The first thing you’ll notice when opening the box is the aforementioned manual. It’s a 642-page extravaganza, perfect-bound with a soft cover, and you’ll want to keep it nearby because WaveLab is a very deep program. It’s quite complete, and includes a lot of general information on CD formats as well as a step-by-step explanation of how to use WaveLab.
Installing WaveLab is quick, if nothing else. WaveLab’s computer requirements are reasonable (with one caveat); it needs a Pentium II at 200 MHz or better, and although it will run on AMDs, it is optimized for Intel chips. As always, the faster the processor the better, especially for doing real-time processing. Since it is disk-based, WaveLab’s RAM requirements are small — 128 MB, although Steinberg recommends 256 MB of RAM, and 60 MB of free hard disk space. It won’t run on Windows 95 or NT, but 98, Me, 2000, and XP are all fine, and Steinberg recommends XP.
The one notable recommendation is a 24-bit-capable video card. One of the first messages instructs you to set your display to millions of colors, otherwise “some graphics might be slow and not too elegant.” Now I’ve become accustomed to living in a thousands-of-colors world, in an effort to save CPU and bus cycles with software editors, but Steinberg is right about this — redraw time was significantly slower at that setting, so I changed it to millions with no ill effects. Besides, the waveform and accessory windows look so much cooler at millions. (Note: the current update seems to have stopped that dialog from appearing more than once, on first bootup).

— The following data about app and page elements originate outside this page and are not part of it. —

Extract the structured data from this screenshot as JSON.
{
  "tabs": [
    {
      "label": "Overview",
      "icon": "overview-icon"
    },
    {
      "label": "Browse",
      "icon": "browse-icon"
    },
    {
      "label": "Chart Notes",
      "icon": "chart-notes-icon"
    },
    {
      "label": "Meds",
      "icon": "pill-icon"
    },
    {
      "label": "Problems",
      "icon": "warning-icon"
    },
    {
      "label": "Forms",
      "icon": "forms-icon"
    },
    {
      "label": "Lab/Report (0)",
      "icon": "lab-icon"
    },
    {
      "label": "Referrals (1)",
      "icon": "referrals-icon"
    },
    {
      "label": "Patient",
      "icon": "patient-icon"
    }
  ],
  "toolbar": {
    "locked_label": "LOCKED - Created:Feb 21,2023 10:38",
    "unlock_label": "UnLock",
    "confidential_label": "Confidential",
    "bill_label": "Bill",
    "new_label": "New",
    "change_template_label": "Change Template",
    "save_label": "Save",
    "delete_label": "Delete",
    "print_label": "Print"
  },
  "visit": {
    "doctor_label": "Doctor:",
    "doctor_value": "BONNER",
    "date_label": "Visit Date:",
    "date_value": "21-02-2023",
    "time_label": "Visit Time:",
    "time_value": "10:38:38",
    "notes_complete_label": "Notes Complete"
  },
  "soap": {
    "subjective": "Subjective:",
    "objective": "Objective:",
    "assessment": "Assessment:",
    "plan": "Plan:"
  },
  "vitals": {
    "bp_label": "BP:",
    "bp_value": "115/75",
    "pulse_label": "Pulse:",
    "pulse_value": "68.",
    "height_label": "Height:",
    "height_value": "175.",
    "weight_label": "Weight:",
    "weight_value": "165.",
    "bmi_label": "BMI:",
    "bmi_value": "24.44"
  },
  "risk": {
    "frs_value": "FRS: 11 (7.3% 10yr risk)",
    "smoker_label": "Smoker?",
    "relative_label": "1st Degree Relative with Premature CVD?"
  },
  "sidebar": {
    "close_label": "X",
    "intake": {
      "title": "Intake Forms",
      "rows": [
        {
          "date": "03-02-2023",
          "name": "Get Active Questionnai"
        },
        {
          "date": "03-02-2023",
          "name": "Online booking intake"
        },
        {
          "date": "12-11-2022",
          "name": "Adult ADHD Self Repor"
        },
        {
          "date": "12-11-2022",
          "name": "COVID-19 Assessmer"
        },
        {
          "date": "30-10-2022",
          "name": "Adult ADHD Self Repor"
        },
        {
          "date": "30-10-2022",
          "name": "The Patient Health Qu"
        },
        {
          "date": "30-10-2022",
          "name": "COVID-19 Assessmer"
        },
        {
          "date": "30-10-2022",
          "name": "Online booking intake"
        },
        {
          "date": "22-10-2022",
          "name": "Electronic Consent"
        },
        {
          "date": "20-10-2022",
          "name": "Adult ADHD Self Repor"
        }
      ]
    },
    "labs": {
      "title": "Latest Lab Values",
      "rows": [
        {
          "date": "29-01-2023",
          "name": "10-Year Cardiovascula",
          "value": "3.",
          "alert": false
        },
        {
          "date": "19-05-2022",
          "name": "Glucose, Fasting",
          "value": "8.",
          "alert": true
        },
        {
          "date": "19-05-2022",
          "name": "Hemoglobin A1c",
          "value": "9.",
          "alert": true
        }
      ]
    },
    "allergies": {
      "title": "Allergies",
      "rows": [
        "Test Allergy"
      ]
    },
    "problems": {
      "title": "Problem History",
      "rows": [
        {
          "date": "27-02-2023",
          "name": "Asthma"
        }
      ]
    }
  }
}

WaveLab uses CD-based copy protection, and it asks you to insert the CD on first run after installation. You’ll want to keep the CD in a safe place, since the program also asks for it when applying version updates. And Steinberg releases plenty of these — WaveLab 4.0 has had six updates this year alone. Each seems to add a few features and several bug fixes, and expands the list of supported CDR drives. Nice.